Website and app data records

# # # # #

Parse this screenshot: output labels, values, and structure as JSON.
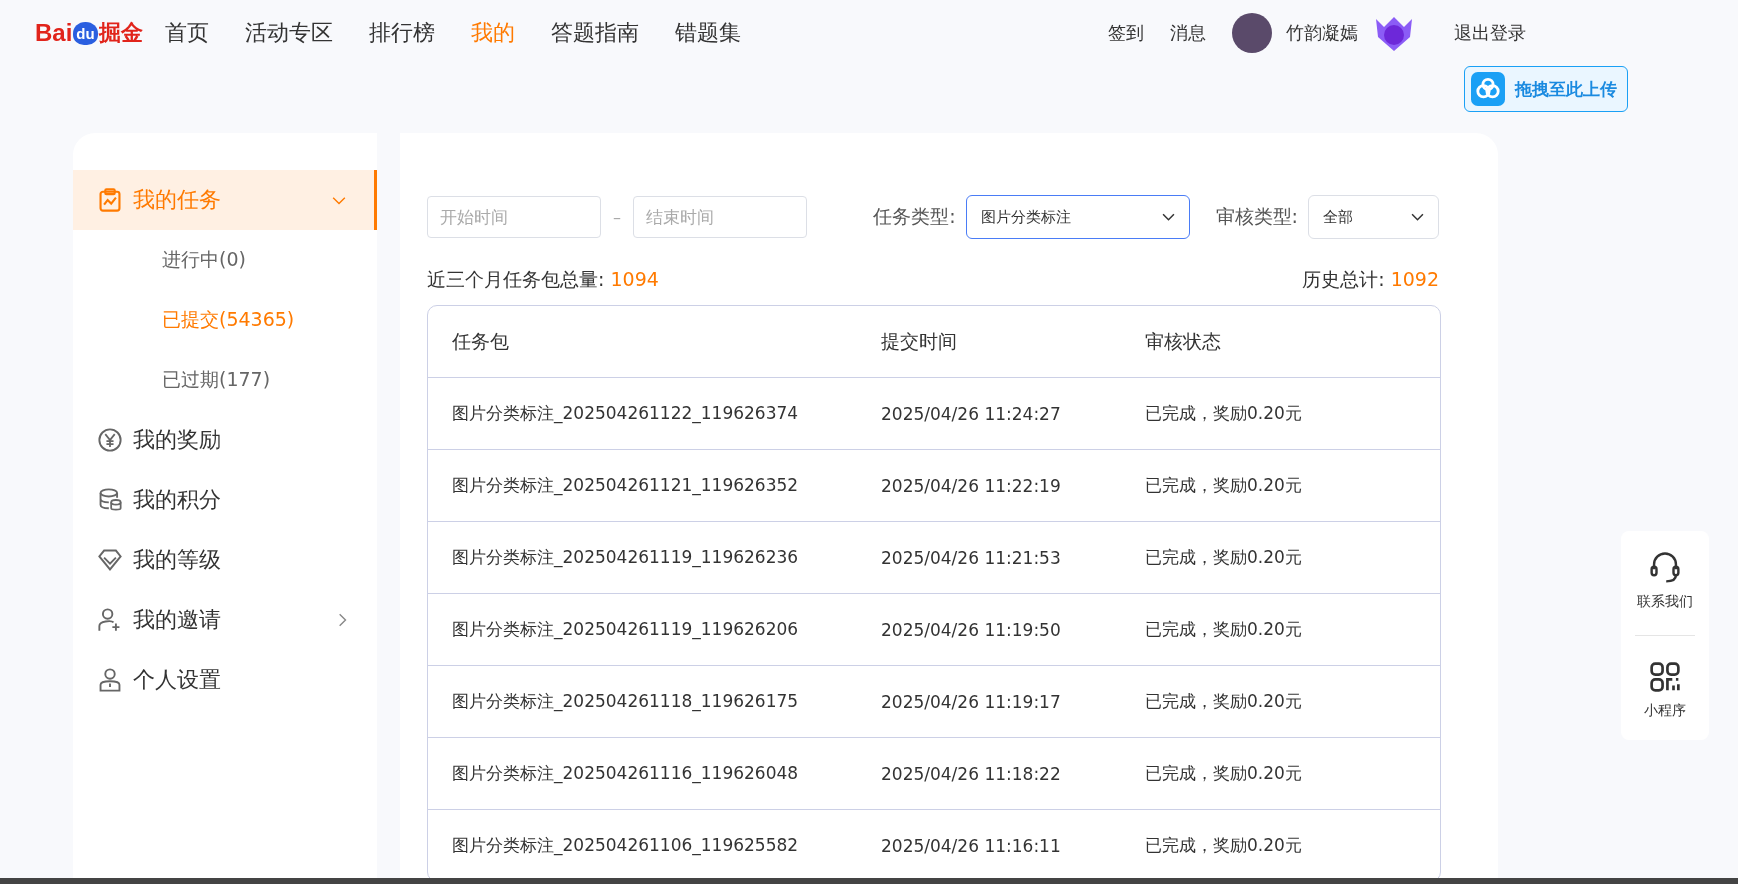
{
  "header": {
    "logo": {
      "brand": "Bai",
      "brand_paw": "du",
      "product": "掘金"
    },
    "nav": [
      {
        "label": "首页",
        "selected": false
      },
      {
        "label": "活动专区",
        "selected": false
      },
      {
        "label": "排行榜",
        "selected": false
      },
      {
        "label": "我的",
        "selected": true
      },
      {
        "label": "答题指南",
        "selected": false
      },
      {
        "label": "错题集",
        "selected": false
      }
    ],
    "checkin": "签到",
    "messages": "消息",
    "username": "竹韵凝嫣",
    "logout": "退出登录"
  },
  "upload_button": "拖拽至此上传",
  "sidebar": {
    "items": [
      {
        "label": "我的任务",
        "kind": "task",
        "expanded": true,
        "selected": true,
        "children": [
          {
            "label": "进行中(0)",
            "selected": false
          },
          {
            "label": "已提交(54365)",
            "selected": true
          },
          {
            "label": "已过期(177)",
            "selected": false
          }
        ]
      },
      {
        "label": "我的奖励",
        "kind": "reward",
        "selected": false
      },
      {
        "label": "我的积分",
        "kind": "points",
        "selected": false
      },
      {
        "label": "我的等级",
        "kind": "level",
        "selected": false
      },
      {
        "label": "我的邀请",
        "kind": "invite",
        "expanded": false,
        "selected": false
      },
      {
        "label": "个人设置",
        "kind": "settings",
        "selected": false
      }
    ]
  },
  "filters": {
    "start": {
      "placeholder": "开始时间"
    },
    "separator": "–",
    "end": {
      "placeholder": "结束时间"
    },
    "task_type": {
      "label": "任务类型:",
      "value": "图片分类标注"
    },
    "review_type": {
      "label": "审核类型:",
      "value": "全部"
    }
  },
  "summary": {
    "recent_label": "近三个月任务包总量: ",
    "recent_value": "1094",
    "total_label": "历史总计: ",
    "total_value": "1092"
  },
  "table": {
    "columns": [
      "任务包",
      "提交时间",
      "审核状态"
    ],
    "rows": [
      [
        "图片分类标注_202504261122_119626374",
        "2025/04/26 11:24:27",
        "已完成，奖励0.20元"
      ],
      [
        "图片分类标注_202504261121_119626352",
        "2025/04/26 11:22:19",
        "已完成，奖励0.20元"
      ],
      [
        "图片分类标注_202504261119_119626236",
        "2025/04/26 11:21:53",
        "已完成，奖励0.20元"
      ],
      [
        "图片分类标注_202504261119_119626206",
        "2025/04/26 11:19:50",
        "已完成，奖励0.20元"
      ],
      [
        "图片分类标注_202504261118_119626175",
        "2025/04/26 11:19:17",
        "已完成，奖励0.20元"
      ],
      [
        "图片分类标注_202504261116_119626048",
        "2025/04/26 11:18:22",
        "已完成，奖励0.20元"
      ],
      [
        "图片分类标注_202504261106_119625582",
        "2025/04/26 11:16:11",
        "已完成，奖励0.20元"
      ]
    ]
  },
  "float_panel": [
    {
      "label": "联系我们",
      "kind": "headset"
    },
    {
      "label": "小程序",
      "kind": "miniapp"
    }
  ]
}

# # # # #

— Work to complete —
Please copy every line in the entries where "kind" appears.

— Output below —
        "kind": "task",
        "kind": "reward",
        "kind": "points",
        "kind": "level",
        "kind": "invite",
        "kind": "settings",
      "kind": "headset"
      "kind": "miniapp"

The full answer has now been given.